"I reported to my boss that I was pregnant and would like to take off for a medical check," Masumi Honda, a 33-year-old mother was quoted as saying. "When I came home from the hospital, I was shocked that he had just left a message saying that I needn't bother coming to work any more."
Other women say the intense competitive pressure in the workplace can lead to resentment, even in progressive companies, against mothers who avail themselves of child care leave or flexible work hours.
One woman, who abandoned a career in marketing after similar experiences in two companies, recounted taking leave for three days to look after a sick child.
"After that I was not included in new projects," said the woman, who spoke on condition that she not be identified, "and after that I felt they saw me as an unreliable person. I finally decided that if I work in a company, I must understand the company's spirit, which means I couldn't feel comfortable taking maternal benefits."
The growing sense of urgency in official circles about these issues is driven largely by the projections of a population decline that could cause huge labor shortages over the next half-century and possibly even economic collapse. So far, though, government efforts to expand women's place in the economy have been modest and halting.
An advisory panel appointed by Prime Minister Koizumi recommended recently that the public and private sectors aim to have at least 30 percent of managerial positions filled by women by 2020. These days there is growing talk of affirmative action in Japan.
But changing mind-sets will be difficult. Earlier this year, former Prime Minister Yoshiro Mori, a member of a government commission charged with finding solutions to the population crisis, was widely quoted as saying the main reason for Japan's falling birthrate was the overeducation of its women.
Mr. Koizumi's top aide, Yasuo Fukuda, was recently quoted as saying that often women who are raped deserve it, while a legislator from the governing party said, approvingly, that the men who carried out such acts were virile and "good specimens." The latter comment came last month at a seminar about the falling birthrate.
While senior politicians bemoan overeducation as the cause of Japan's population problems, women unsurprisingly cite other reasons that make it difficult for them to have children and also play a bigger role in the country's economic life.
Foremost is the lack of day care, which for many forces stark choices between motherhood and career. There are also the working hours of many offices, which extend deep into the evening and sometimes all but require social drinking afterward.
Haruko Takachi, 37, a postal manager, is luckier than most. Her child was accepted into a 20-student nursery school opened last year by the Ministry of Education.
It is the only public nursery school available for the 38,000 government employees who work in Kasumigaseki, central Tokyo's administrative district. Unlike most private nurseries, which close earlier, the school remains open until 10 p.m.

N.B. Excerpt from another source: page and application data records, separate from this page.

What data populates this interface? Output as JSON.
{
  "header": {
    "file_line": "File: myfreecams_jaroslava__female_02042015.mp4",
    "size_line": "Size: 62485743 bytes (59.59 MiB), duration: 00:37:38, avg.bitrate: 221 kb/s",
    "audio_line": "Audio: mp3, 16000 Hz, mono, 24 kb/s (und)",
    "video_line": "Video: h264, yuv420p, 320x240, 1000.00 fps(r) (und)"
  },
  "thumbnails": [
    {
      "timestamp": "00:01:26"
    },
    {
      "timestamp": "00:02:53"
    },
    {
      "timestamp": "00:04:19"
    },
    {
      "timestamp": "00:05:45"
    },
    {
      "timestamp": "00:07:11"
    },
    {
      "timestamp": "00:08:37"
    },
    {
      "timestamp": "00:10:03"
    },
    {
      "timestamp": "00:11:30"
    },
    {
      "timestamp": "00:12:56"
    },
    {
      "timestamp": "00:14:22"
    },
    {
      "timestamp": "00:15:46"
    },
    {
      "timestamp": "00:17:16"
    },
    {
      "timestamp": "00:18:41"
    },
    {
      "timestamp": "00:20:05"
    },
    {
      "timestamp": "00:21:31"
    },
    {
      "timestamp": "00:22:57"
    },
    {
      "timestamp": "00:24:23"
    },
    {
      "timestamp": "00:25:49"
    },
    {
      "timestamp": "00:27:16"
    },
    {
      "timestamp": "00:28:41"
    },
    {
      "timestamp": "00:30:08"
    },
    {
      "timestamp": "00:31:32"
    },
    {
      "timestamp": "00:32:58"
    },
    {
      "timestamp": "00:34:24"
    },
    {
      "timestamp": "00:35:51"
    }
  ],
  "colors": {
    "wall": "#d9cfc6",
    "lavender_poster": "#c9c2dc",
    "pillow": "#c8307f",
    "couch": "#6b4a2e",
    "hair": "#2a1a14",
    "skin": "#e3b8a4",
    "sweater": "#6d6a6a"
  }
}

"I work until 8 in the evening, but there are plenty of times when I work much later," she said. "That's just the social reality in Japan. There are some other women in my milieu, but most of them have just one child and don't plan for more."
Ms. Suzuki, who founded her own business, has been married for several years and has no children. She regards day care as just a small piece of what is needed in Japan. Men and women, she says, must rethink gender roles-an idea that she hesitantly concludes makes her a feminist.
"Men are really intimidated by professional women in Japan," she said. "But this is still a society where even when it looks like a woman has some authority, the men usually manage to stay on top."